**YOUR INSTRUCTIONS**: Please write out every line of the material exactly.
──────── DATA SHOWN
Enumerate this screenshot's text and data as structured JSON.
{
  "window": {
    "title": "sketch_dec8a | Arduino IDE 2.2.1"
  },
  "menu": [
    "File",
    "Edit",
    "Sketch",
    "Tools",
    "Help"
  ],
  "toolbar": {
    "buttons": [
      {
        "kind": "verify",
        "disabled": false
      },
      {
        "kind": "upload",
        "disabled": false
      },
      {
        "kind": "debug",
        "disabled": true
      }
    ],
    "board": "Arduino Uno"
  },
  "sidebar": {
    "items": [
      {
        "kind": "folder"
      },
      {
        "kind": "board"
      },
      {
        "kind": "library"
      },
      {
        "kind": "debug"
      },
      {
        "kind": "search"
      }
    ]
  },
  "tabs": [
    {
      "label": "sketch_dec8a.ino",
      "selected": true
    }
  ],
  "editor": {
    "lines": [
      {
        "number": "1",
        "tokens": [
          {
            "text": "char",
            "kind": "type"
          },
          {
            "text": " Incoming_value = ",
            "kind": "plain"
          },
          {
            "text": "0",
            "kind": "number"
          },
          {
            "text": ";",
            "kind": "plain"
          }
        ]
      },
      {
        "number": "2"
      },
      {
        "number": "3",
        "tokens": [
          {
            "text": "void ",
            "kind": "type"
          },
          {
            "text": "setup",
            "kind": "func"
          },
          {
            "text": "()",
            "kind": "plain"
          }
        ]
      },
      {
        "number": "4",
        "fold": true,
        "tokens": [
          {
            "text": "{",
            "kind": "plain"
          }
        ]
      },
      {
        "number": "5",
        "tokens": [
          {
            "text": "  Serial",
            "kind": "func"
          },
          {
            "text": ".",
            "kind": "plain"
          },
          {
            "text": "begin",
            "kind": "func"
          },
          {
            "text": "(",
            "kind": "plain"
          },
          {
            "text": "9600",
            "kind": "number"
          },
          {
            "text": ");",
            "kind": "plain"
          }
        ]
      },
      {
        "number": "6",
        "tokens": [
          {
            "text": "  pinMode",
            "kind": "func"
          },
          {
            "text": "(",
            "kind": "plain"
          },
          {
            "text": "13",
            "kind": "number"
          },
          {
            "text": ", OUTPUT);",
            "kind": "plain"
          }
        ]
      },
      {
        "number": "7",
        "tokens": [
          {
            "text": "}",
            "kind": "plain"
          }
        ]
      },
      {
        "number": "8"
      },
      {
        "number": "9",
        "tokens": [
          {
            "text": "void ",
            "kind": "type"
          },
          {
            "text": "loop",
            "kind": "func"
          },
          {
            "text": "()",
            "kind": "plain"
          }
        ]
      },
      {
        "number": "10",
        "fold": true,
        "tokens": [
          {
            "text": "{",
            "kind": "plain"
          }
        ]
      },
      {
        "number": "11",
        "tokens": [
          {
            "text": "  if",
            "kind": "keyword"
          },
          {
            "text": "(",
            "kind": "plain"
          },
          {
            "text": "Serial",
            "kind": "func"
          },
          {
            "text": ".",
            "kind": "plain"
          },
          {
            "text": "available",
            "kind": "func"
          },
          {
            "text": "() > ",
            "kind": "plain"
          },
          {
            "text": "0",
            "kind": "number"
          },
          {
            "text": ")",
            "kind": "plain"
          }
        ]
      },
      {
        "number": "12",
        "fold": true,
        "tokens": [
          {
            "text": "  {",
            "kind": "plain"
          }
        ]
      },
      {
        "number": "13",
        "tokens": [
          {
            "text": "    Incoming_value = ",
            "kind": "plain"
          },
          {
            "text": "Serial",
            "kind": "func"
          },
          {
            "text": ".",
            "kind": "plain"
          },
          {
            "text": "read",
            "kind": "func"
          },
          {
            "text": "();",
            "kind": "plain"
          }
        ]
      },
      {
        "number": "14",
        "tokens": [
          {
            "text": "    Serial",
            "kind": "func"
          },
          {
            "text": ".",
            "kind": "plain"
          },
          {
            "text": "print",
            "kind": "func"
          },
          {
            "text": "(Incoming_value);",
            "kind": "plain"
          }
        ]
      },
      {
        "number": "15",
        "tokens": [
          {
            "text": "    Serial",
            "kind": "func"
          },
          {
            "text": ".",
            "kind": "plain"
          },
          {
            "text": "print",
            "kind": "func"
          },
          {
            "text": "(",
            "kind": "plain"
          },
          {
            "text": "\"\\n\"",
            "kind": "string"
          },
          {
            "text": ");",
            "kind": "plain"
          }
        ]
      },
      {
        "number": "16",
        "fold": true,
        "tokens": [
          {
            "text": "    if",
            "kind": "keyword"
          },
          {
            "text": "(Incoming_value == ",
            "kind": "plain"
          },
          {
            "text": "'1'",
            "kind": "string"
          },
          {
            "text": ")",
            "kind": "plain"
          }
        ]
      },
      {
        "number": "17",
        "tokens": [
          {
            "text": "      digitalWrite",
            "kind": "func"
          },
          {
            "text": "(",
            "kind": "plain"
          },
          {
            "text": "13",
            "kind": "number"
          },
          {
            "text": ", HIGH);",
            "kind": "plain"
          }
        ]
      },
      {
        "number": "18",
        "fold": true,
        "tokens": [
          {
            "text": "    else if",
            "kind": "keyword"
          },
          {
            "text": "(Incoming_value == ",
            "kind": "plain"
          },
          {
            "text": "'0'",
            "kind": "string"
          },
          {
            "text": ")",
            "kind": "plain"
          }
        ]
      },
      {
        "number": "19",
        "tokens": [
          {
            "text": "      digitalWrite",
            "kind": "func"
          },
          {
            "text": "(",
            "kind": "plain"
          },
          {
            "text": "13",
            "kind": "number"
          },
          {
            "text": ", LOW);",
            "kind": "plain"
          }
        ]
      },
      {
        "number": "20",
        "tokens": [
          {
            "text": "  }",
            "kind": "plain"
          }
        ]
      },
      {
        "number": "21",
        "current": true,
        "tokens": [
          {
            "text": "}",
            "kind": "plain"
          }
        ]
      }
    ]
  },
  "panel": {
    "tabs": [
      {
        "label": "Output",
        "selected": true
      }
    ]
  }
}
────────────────
**ANSWER BELOW**:
Enumerate this screenshot's text and data as structured JSON.
{
  "window": {
    "title": "sketch_dec8a | Arduino IDE 2.2.1"
  },
  "menu": [
    "File",
    "Edit",
    "Sketch",
    "Tools",
    "Help"
  ],
  "toolbar": {
    "buttons": [
      {
        "kind": "verify",
        "disabled": false
      },
      {
        "kind": "upload",
        "disabled": false
      },
      {
        "kind": "debug",
        "disabled": true
      }
    ],
    "board": "Arduino Uno"
  },
  "sidebar": {
    "items": [
      {
        "kind": "folder"
      },
      {
        "kind": "board"
      },
      {
        "kind": "library"
      },
      {
        "kind": "debug"
      },
      {
        "kind": "search"
      }
    ]
  },
  "tabs": [
    {
      "label": "sketch_dec8a.ino",
      "selected": true
    }
  ],
  "editor": {
    "lines": [
      {
        "number": "1",
        "tokens": [
          {
            "text": "char",
            "kind": "type"
          },
          {
            "text": " Incoming_value = ",
            "kind": "plain"
          },
          {
            "text": "0",
            "kind": "number"
          },
          {
            "text": ";",
            "kind": "plain"
          }
        ]
      },
      {
        "number": "2"
      },
      {
        "number": "3",
        "tokens": [
          {
            "text": "void ",
            "kind": "type"
          },
          {
            "text": "setup",
            "kind": "func"
          },
          {
            "text": "()",
            "kind": "plain"
          }
        ]
      },
      {
        "number": "4",
        "fold": true,
        "tokens": [
          {
            "text": "{",
            "kind": "plain"
          }
        ]
      },
      {
        "number": "5",
        "tokens": [
          {
            "text": "  Serial",
            "kind": "func"
          },
          {
            "text": ".",
            "kind": "plain"
          },
          {
            "text": "begin",
            "kind": "func"
          },
          {
            "text": "(",
            "kind": "plain"
          },
          {
            "text": "9600",
            "kind": "number"
          },
          {
            "text": ");",
            "kind": "plain"
          }
        ]
      },
      {
        "number": "6",
        "tokens": [
          {
            "text": "  pinMode",
            "kind": "func"
          },
          {
            "text": "(",
            "kind": "plain"
          },
          {
            "text": "13",
            "kind": "number"
          },
          {
            "text": ", OUTPUT);",
            "kind": "plain"
          }
        ]
      },
      {
        "number": "7",
        "tokens": [
          {
            "text": "}",
            "kind": "plain"
          }
        ]
      },
      {
        "number": "8"
      },
      {
        "number": "9",
        "tokens": [
          {
            "text": "void ",
            "kind": "type"
          },
          {
            "text": "loop",
            "kind": "func"
          },
          {
            "text": "()",
            "kind": "plain"
          }
        ]
      },
      {
        "number": "10",
        "fold": true,
        "tokens": [
          {
            "text": "{",
            "kind": "plain"
          }
        ]
      },
      {
        "number": "11",
        "tokens": [
          {
            "text": "  if",
            "kind": "keyword"
          },
          {
            "text": "(",
            "kind": "plain"
          },
          {
            "text": "Serial",
            "kind": "func"
          },
          {
            "text": ".",
            "kind": "plain"
          },
          {
            "text": "available",
            "kind": "func"
          },
          {
            "text": "() > ",
            "kind": "plain"
          },
          {
            "text": "0",
            "kind": "number"
          },
          {
            "text": ")",
            "kind": "plain"
          }
        ]
      },
      {
        "number": "12",
        "fold": true,
        "tokens": [
          {
            "text": "  {",
            "kind": "plain"
          }
        ]
      },
      {
        "number": "13",
        "tokens": [
          {
            "text": "    Incoming_value = ",
            "kind": "plain"
          },
          {
            "text": "Serial",
            "kind": "func"
          },
          {
            "text": ".",
            "kind": "plain"
          },
          {
            "text": "read",
            "kind": "func"
          },
          {
            "text": "();",
            "kind": "plain"
          }
        ]
      },
      {
        "number": "14",
        "tokens": [
          {
            "text": "    Serial",
            "kind": "func"
          },
          {
            "text": ".",
            "kind": "plain"
          },
          {
            "text": "print",
            "kind": "func"
          },
          {
            "text": "(Incoming_value);",
            "kind": "plain"
          }
        ]
      },
      {
        "number": "15",
        "tokens": [
          {
            "text": "    Serial",
            "kind": "func"
          },
          {
            "text": ".",
            "kind": "plain"
          },
          {
            "text": "print",
            "kind": "func"
          },
          {
            "text": "(",
            "kind": "plain"
          },
          {
            "text": "\"\\n\"",
            "kind": "string"
          },
          {
            "text": ");",
            "kind": "plain"
          }
        ]
      },
      {
        "number": "16",
        "fold": true,
        "tokens": [
          {
            "text": "    if",
            "kind": "keyword"
          },
          {
            "text": "(Incoming_value == ",
            "kind": "plain"
          },
          {
            "text": "'1'",
            "kind": "string"
          },
          {
            "text": ")",
            "kind": "plain"
          }
        ]
      },
      {
        "number": "17",
        "tokens": [
          {
            "text": "      digitalWrite",
            "kind": "func"
          },
          {
            "text": "(",
            "kind": "plain"
          },
          {
            "text": "13",
            "kind": "number"
          },
          {
            "text": ", HIGH);",
            "kind": "plain"
          }
        ]
      },
      {
        "number": "18",
        "fold": true,
        "tokens": [
          {
            "text": "    else if",
            "kind": "keyword"
          },
          {
            "text": "(Incoming_value == ",
            "kind": "plain"
          },
          {
            "text": "'0'",
            "kind": "string"
          },
          {
            "text": ")",
            "kind": "plain"
          }
        ]
      },
      {
        "number": "19",
        "tokens": [
          {
            "text": "      digitalWrite",
            "kind": "func"
          },
          {
            "text": "(",
            "kind": "plain"
          },
          {
            "text": "13",
            "kind": "number"
          },
          {
            "text": ", LOW);",
            "kind": "plain"
          }
        ]
      },
      {
        "number": "20",
        "tokens": [
          {
            "text": "  }",
            "kind": "plain"
          }
        ]
      },
      {
        "number": "21",
        "current": true,
        "tokens": [
          {
            "text": "}",
            "kind": "plain"
          }
        ]
      }
    ]
  },
  "panel": {
    "tabs": [
      {
        "label": "Output",
        "selected": true
      }
    ]
  }
}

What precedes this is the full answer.